Exercise data START
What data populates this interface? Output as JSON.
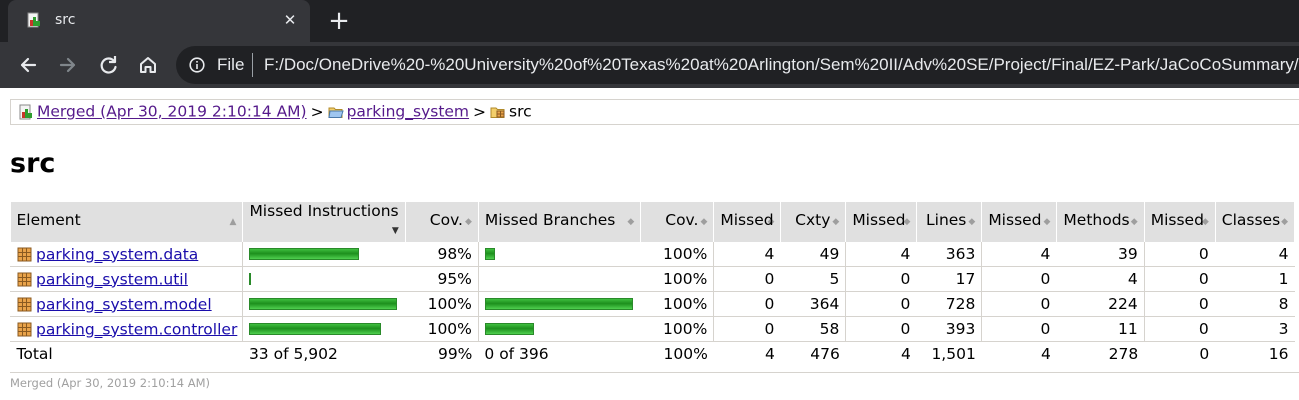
{
  "browser": {
    "tab_title": "src",
    "tab_close_glyph": "✕",
    "new_tab_glyph": "+",
    "scheme_label": "File",
    "url": "F:/Doc/OneDrive%20-%20University%20of%20Texas%20at%20Arlington/Sem%20II/Adv%20SE/Project/Final/EZ-Park/JaCoCoSummary/"
  },
  "breadcrumb": {
    "session_link": "Merged (Apr 30, 2019 2:10:14 AM)",
    "separator": ">",
    "package_link": "parking_system",
    "current": "src"
  },
  "page_title": "src",
  "table": {
    "headers": [
      "Element",
      "Missed Instructions",
      "Cov.",
      "Missed Branches",
      "Cov.",
      "Missed",
      "Cxty",
      "Missed",
      "Lines",
      "Missed",
      "Methods",
      "Missed",
      "Classes"
    ],
    "sorted_column": "Missed Instructions",
    "rows": [
      {
        "name": "parking_system.data",
        "instr_cov_bar": 0.74,
        "instr_cov": "98%",
        "branch_cov_bar": 0.07,
        "branch_cov": "100%",
        "cx_missed": "4",
        "cxty": "49",
        "lines_missed": "4",
        "lines": "363",
        "methods_missed": "4",
        "methods": "39",
        "classes_missed": "0",
        "classes": "4"
      },
      {
        "name": "parking_system.util",
        "instr_cov_bar": 0.012,
        "instr_cov": "95%",
        "branch_cov_bar": 0,
        "branch_cov": "100%",
        "cx_missed": "0",
        "cxty": "5",
        "lines_missed": "0",
        "lines": "17",
        "methods_missed": "0",
        "methods": "4",
        "classes_missed": "0",
        "classes": "1"
      },
      {
        "name": "parking_system.model",
        "instr_cov_bar": 1.0,
        "instr_cov": "100%",
        "branch_cov_bar": 1.0,
        "branch_cov": "100%",
        "cx_missed": "0",
        "cxty": "364",
        "lines_missed": "0",
        "lines": "728",
        "methods_missed": "0",
        "methods": "224",
        "classes_missed": "0",
        "classes": "8"
      },
      {
        "name": "parking_system.controller",
        "instr_cov_bar": 0.89,
        "instr_cov": "100%",
        "branch_cov_bar": 0.33,
        "branch_cov": "100%",
        "cx_missed": "0",
        "cxty": "58",
        "lines_missed": "0",
        "lines": "393",
        "methods_missed": "0",
        "methods": "11",
        "classes_missed": "0",
        "classes": "3"
      }
    ],
    "total": {
      "label": "Total",
      "instr_missed": "33 of 5,902",
      "instr_cov": "99%",
      "branch_missed": "0 of 396",
      "branch_cov": "100%",
      "cx_missed": "4",
      "cxty": "476",
      "lines_missed": "4",
      "lines": "1,501",
      "methods_missed": "4",
      "methods": "278",
      "classes_missed": "0",
      "classes": "16"
    }
  },
  "footer": "Merged (Apr 30, 2019 2:10:14 AM)",
  "colors": {
    "bar_green": "#2ea52e",
    "header_gray": "#e0e0e0",
    "link_visited": "#551a8b",
    "link": "#1a0dab"
  }
}
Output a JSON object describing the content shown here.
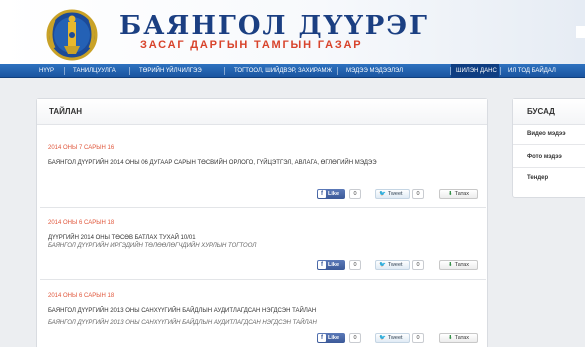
{
  "header": {
    "title": "БАЯНГОЛ ДҮҮРЭГ",
    "subtitle": "ЗАСАГ ДАРГЫН ТАМГЫН ГАЗАР"
  },
  "nav": {
    "items": [
      "НҮҮР",
      "ТАНИЛЦУУЛГА",
      "ТӨРИЙН ҮЙЛЧИЛГЭЭ",
      "ТОГТООЛ, ШИЙДВЭР, ЗАХИРАМЖ",
      "МЭДЭЭ МЭДЭЭЛЭЛ",
      "ШИЛЭН ДАНС",
      "ИЛ ТОД БАЙДАЛ"
    ],
    "active_index": 5
  },
  "main": {
    "title": "ТАЙЛАН",
    "entries": [
      {
        "date": "2014 ОНЫ 7 САРЫН 16",
        "title": "БАЯНГОЛ ДҮҮРГИЙН 2014 ОНЫ 06 ДУГААР САРЫН ТӨСВИЙН ОРЛОГО, ГҮЙЦЭТГЭЛ, АВЛАГА, ӨГЛӨГИЙН МЭДЭЭ",
        "description": ""
      },
      {
        "date": "2014 ОНЫ 6 САРЫН 18",
        "title": "ДҮҮРГИЙН 2014 ОНЫ ТӨСӨВ БАТЛАХ ТУХАЙ 10/01",
        "description": "БАЯНГОЛ ДҮҮРГИЙН ИРГЭДИЙН ТӨЛӨӨЛӨГЧДИЙН ХУРЛЫН ТОГТООЛ"
      },
      {
        "date": "2014 ОНЫ 6 САРЫН 18",
        "title": "БАЯНГОЛ ДҮҮРГИЙН 2013 ОНЫ САНХҮҮГИЙН БАЙДЛЫН АУДИТЛАГДСАН НЭГДСЭН ТАЙЛАН",
        "description": "БАЯНГОЛ ДҮҮРГИЙН 2013 ОНЫ САНХҮҮГИЙН БАЙДЛЫН АУДИТЛАГДСАН НЭГДСЭН ТАЙЛАН"
      }
    ],
    "share": {
      "like_label": "Like",
      "like_count": "0",
      "tweet_label": "Tweet",
      "tweet_count": "0",
      "download_label": "Татах"
    }
  },
  "sidebar": {
    "title": "БУСАД",
    "items": [
      "Видео мэдээ",
      "Фото мэдээ",
      "Тендер"
    ]
  },
  "colors": {
    "brand_blue": "#1b3f82",
    "accent_red": "#d8432b",
    "nav_blue": "#1a54a0",
    "date_orange": "#e0573c"
  }
}
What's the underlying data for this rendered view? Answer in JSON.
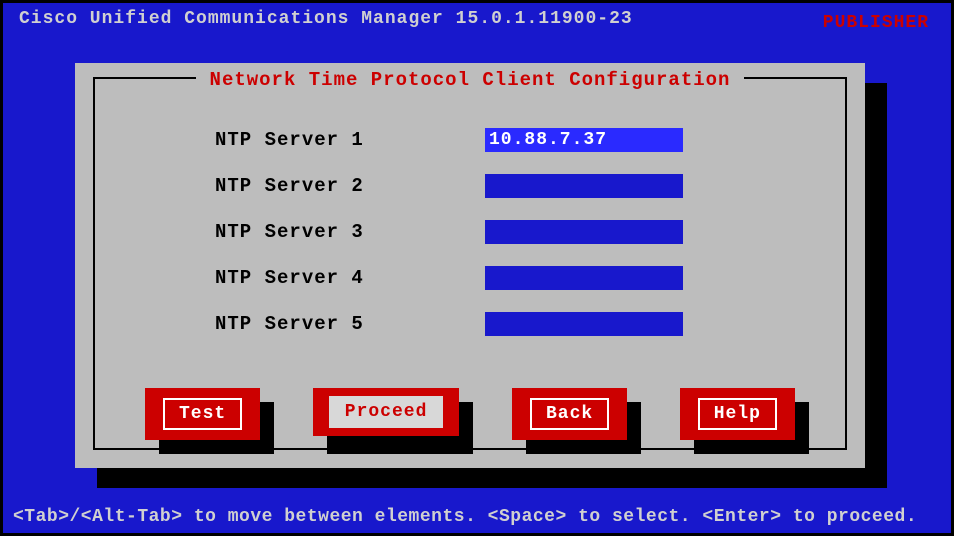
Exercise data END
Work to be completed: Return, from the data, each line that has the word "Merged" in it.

Answer below:
    "session_link": "Merged (Apr 30, 2019 2:10:14 AM)",
  "footer": "Merged (Apr 30, 2019 2:10:14 AM)",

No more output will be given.